[Start of Attachment]

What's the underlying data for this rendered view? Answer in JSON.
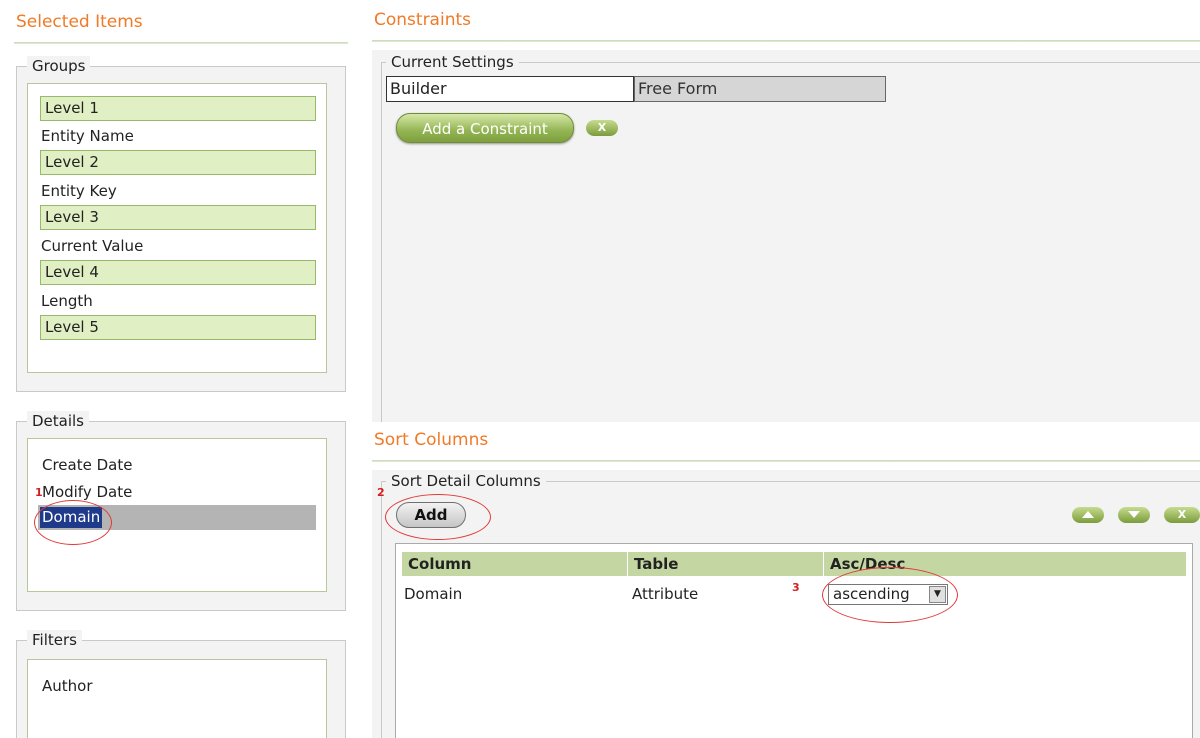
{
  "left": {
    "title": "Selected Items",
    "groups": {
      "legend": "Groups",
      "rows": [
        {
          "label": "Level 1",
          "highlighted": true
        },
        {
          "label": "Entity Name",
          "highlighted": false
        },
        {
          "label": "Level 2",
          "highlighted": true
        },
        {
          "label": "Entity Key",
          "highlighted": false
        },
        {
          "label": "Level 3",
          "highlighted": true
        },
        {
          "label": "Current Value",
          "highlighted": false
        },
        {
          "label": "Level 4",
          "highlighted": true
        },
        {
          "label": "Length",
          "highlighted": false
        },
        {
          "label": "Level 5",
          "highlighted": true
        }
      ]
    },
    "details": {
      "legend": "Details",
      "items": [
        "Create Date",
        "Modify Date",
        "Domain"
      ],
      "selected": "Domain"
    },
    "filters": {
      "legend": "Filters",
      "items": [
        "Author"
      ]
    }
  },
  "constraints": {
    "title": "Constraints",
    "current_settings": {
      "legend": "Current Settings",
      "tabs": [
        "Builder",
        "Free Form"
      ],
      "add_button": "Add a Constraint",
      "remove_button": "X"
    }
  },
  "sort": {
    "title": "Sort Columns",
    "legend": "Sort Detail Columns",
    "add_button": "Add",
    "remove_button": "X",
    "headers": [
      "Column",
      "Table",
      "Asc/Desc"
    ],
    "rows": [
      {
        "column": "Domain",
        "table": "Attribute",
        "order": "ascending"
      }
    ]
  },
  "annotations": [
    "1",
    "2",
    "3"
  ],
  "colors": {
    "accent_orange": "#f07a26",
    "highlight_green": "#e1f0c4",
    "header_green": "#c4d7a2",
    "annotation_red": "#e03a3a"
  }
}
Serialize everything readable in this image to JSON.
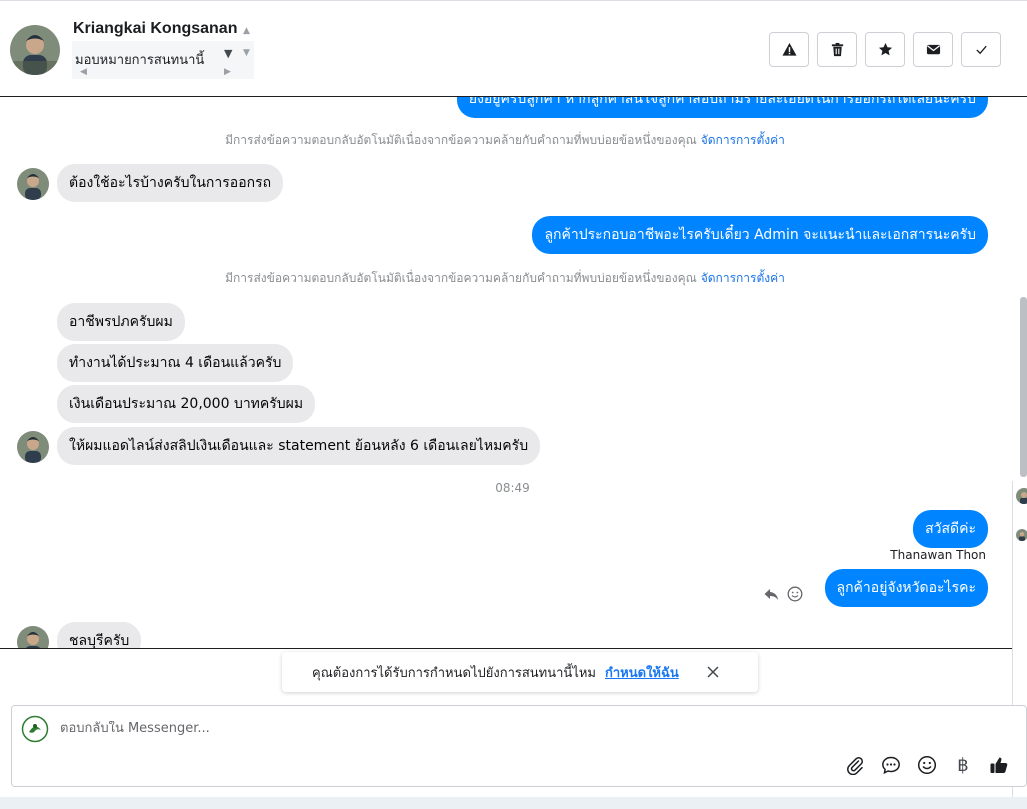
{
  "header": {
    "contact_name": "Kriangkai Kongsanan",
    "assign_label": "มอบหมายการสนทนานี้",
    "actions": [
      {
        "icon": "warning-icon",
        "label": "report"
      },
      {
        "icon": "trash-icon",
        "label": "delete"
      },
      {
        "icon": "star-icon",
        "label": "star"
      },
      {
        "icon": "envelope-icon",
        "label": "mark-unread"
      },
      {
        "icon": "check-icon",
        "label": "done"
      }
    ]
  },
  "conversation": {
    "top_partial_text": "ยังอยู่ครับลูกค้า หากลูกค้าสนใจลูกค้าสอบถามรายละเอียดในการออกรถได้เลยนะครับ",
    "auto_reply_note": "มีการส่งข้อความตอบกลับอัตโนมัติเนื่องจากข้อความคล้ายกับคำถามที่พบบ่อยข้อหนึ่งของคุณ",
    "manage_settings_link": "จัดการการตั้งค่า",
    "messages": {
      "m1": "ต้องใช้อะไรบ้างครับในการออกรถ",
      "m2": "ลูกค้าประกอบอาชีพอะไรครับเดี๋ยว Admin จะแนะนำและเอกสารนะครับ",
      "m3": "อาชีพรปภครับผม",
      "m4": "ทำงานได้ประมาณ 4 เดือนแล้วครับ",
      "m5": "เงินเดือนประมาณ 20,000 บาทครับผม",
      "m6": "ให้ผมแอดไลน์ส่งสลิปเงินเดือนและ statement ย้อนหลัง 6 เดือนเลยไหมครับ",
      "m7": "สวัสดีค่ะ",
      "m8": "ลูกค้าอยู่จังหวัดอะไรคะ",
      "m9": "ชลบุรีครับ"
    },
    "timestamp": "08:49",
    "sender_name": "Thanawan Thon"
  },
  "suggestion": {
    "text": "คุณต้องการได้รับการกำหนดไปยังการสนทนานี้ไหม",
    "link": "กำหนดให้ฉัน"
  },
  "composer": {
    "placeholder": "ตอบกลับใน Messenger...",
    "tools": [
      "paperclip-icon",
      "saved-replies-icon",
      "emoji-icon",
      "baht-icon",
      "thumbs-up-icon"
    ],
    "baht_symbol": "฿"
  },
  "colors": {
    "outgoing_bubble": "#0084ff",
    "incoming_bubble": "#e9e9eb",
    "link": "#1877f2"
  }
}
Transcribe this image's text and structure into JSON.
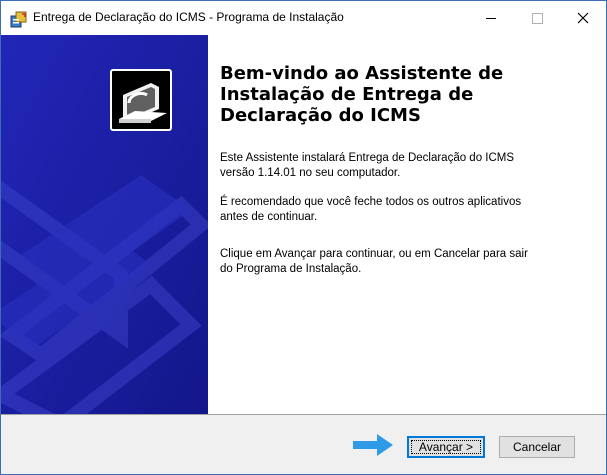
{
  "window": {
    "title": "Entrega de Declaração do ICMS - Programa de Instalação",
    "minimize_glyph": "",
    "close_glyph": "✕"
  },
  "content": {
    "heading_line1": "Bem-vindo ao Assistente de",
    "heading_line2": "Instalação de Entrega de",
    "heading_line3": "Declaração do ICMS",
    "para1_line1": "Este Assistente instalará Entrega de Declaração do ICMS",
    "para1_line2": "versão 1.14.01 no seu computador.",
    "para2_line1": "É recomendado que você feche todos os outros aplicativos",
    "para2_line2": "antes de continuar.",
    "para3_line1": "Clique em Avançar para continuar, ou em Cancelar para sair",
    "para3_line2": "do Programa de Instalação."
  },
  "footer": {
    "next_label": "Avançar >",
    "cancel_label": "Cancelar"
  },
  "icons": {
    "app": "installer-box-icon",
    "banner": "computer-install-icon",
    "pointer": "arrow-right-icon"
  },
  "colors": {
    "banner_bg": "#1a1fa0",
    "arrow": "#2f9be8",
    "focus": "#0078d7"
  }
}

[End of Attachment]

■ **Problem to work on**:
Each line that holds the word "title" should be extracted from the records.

■ **Response area**:
    "title": "Selected Items",
    "title": "Constraints",
    "title": "Sort Columns",
    "title": "Entrega de Declaração do ICMS - Programa de Instalação",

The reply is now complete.